[Stored items from a collection]
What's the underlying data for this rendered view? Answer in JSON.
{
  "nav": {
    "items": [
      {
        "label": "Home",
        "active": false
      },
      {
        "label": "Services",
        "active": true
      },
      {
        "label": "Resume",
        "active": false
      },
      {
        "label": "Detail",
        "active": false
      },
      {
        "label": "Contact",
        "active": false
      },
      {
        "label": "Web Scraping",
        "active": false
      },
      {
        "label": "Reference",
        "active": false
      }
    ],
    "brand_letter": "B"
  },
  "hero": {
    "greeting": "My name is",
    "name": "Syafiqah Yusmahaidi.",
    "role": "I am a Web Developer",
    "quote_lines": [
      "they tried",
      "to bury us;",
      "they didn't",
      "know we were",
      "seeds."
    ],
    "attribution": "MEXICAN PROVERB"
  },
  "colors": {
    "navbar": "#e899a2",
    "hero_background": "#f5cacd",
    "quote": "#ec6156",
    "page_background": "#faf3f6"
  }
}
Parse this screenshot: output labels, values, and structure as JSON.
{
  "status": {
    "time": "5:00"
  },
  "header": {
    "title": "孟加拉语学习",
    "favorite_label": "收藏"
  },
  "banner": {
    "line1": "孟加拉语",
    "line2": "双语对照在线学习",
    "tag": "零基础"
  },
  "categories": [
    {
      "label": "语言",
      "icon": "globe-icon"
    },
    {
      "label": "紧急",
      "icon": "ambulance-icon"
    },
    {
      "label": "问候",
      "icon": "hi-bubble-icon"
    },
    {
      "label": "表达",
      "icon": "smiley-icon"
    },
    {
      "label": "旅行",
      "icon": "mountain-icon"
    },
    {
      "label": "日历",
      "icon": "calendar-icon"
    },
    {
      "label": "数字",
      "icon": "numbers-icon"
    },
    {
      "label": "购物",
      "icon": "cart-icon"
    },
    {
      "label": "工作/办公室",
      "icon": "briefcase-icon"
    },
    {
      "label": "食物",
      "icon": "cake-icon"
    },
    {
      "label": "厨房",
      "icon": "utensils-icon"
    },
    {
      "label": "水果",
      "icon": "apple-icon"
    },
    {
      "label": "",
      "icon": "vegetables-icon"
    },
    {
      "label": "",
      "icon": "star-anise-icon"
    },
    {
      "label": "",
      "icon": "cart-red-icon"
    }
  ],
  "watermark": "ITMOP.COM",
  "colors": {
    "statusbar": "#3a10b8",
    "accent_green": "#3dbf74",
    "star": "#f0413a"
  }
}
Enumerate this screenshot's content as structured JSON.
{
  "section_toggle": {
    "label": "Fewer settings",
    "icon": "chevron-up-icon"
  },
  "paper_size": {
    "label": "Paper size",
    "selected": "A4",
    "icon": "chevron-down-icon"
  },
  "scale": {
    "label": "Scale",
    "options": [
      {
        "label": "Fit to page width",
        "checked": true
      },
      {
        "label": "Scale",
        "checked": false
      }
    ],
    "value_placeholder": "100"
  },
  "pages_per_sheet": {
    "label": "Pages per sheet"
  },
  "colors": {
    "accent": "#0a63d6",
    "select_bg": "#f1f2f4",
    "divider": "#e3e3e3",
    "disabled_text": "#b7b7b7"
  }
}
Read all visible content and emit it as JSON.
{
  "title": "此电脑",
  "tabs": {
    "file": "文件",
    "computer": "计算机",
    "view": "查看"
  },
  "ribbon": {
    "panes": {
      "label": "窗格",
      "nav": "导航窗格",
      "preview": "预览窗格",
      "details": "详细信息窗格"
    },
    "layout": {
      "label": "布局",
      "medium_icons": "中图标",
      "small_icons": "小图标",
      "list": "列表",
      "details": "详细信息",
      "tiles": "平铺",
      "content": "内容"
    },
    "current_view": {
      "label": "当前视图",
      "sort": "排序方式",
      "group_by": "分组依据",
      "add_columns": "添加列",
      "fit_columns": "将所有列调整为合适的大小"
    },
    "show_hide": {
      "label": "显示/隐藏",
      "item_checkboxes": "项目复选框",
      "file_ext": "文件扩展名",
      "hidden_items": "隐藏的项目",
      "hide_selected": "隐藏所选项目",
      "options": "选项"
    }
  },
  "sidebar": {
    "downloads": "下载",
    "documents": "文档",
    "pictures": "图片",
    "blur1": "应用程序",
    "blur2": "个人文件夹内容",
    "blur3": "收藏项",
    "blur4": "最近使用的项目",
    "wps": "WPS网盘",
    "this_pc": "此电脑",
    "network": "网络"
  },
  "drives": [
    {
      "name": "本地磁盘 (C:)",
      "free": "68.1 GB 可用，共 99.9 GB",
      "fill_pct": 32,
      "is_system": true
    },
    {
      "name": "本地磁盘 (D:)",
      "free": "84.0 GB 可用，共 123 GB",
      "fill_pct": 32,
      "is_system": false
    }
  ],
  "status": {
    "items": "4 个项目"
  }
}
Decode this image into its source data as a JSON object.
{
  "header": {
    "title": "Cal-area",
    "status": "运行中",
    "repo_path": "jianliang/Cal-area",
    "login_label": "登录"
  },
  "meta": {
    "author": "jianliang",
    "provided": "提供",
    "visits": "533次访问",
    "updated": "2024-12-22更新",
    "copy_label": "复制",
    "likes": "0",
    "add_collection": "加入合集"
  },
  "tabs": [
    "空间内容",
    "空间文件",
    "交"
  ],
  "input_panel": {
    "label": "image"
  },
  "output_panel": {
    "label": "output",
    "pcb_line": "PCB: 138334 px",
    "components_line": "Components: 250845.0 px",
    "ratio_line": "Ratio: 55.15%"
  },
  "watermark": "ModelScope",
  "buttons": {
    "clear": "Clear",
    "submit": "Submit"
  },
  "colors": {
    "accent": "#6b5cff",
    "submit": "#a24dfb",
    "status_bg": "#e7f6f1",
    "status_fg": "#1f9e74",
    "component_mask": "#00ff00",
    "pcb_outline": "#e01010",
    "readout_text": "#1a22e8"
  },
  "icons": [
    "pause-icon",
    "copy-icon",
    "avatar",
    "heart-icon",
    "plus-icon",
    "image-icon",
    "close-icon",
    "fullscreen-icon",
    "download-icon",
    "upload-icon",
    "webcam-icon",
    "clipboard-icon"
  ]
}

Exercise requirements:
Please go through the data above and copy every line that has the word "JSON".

Final answer:
What's the underlying data for this rendered view? Answer in JSON.
Parse this screenshot: output labels, values, and structure as JSON.
Enumerate this screenshot's content as structured JSON.
Read all visible content and emit it as JSON.
Decode this image into its source data as a JSON object.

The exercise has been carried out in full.